# Pascal's Principle

Blaise Pascal, the French mathematician and scientist (1623- 1662)
said that pressure applied to a confined fluid increased the pressure in the entire space by the same amount. For example, in a closed system such as the one pictured to the right, the pressure would
be the same at P1, P2, P3, and P4, and in fact would be the same

at all points in the system.

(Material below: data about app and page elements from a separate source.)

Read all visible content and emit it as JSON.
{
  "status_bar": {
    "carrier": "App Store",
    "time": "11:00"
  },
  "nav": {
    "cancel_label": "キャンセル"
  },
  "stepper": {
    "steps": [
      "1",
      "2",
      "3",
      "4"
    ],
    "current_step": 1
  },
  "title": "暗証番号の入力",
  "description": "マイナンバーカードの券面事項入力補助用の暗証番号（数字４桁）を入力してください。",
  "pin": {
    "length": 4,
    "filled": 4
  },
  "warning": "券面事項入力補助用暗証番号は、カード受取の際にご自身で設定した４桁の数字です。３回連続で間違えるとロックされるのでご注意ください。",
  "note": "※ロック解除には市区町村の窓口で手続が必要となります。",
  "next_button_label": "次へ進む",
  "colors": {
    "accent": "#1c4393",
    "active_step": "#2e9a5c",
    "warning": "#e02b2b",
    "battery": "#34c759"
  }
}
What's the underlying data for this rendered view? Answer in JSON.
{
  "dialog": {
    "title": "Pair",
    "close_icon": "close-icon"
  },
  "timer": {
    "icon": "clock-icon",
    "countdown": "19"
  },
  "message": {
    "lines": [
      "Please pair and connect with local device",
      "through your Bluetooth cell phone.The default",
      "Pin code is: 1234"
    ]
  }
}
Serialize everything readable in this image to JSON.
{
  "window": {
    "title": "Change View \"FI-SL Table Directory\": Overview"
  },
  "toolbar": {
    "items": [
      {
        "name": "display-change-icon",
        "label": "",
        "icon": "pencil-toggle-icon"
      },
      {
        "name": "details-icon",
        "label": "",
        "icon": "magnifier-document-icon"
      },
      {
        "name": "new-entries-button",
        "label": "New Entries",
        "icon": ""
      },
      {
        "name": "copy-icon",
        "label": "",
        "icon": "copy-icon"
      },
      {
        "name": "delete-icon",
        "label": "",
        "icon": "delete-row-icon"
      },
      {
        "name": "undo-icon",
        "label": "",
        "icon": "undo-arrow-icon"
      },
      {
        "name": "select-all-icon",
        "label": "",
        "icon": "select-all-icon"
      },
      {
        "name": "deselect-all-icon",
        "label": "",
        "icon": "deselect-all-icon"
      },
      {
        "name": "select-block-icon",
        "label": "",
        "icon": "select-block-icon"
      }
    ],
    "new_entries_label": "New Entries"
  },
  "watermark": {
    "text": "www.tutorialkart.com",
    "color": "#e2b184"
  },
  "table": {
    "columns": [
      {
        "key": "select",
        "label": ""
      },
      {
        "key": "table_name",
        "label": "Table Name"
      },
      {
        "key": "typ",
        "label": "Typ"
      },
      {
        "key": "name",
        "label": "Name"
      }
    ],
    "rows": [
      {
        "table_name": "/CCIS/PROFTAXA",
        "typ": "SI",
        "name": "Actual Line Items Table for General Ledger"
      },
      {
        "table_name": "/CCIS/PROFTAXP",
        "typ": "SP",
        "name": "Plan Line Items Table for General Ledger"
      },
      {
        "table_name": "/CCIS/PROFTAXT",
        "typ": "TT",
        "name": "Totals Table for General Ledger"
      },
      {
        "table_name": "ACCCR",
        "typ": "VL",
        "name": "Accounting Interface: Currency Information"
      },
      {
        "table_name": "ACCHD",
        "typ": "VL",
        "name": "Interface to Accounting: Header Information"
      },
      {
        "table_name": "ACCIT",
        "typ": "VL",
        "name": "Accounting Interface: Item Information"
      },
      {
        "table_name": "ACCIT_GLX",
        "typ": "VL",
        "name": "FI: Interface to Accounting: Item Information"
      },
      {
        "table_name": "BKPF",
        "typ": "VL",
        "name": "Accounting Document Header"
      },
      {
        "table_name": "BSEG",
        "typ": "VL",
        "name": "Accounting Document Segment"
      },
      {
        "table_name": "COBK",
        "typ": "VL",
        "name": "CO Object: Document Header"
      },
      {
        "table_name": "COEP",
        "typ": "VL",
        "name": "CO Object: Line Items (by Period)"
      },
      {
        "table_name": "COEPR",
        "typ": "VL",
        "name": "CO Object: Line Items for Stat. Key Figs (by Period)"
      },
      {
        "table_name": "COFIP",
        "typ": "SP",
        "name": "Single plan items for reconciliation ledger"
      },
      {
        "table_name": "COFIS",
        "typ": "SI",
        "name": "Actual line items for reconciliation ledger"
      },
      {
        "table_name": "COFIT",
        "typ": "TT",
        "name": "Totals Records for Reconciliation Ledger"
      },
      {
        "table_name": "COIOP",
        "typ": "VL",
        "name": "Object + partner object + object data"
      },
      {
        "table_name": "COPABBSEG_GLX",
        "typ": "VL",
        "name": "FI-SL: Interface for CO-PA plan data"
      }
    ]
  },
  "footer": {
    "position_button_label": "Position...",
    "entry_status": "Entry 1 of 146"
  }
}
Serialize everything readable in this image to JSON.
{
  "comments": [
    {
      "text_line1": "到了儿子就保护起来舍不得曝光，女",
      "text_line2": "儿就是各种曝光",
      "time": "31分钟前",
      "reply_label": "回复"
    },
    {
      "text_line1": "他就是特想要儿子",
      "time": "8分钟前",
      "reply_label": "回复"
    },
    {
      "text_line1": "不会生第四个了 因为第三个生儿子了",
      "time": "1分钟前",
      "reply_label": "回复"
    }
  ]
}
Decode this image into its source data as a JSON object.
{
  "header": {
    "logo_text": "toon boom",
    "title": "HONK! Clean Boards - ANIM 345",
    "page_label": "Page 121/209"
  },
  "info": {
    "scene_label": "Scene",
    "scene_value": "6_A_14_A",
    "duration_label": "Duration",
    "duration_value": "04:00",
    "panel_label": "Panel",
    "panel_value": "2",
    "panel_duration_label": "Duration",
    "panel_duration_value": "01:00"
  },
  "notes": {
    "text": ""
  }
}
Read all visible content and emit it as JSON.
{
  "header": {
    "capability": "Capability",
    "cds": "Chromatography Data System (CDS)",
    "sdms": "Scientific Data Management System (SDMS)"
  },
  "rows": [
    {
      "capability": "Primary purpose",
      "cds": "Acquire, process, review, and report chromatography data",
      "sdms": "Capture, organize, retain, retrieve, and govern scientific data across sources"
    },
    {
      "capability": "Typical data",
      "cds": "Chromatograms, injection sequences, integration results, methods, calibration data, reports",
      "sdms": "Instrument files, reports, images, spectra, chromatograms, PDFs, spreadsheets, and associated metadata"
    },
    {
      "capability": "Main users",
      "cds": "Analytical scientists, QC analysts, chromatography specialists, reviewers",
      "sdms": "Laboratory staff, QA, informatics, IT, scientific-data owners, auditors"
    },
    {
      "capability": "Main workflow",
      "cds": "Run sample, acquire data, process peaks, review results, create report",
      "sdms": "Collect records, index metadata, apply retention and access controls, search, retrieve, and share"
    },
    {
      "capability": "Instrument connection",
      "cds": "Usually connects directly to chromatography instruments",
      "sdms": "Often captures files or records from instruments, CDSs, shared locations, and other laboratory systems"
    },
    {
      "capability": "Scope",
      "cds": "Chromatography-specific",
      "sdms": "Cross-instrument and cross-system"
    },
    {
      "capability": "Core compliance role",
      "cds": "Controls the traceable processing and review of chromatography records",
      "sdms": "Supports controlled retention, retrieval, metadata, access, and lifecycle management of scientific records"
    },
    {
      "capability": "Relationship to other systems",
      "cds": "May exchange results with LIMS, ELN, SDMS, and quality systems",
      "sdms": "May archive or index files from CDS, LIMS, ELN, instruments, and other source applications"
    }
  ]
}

This is really useful when designing flow
systems and especially when designing hydraulic systems that make use of Pascal's Principle to apply a mechanical advantage.

Consider the system below:

By Pascal's Principle, the pressure at P_{1} is equal to the
pressure at P_{2}. Since P = F/A, this implies that

F_{1}/A_{1} =
F_{2}/A_{2}.

This gives us a mechanical advantage.

*Example:*

Suppose a force of 100 N is applied to a piston with a cross sectional area of .0005 m^{2}. What would be the force out (F_{2} ) if the size of the piston out was .01m^{2}?
From Pascal's Principle, F_{1}/A_{1} = F_{2}/A_{2} so 100 N / 0.0005m^{2} = F_{2}/0.01m^{2}, or F_{2} = 2000N. A common application of
this is the brakes of your car, where a small piston at the pedal causes a larger force at the brake pads due to an increase in piston size. (Plus some power assist for cars with power
brakes.)

The *mechanical advantage* of a hydraulic system is given by the
ratio of the output force to the input force, and equals the ratio of the output area to input area, or

To learn more about Pascal’s Principle, go to

http://hyperphysics.phy-astr.gsu.edu/hbase/pasc.html

http://www.grc.nasa.gov/WWW/K-12/WindTunnel/Activities/Pascals_principle.html.

For Practice Problems, Try: *Giancoli Multiple Choice PracticeQuestions (It will be a few lessons before all of this is covered)*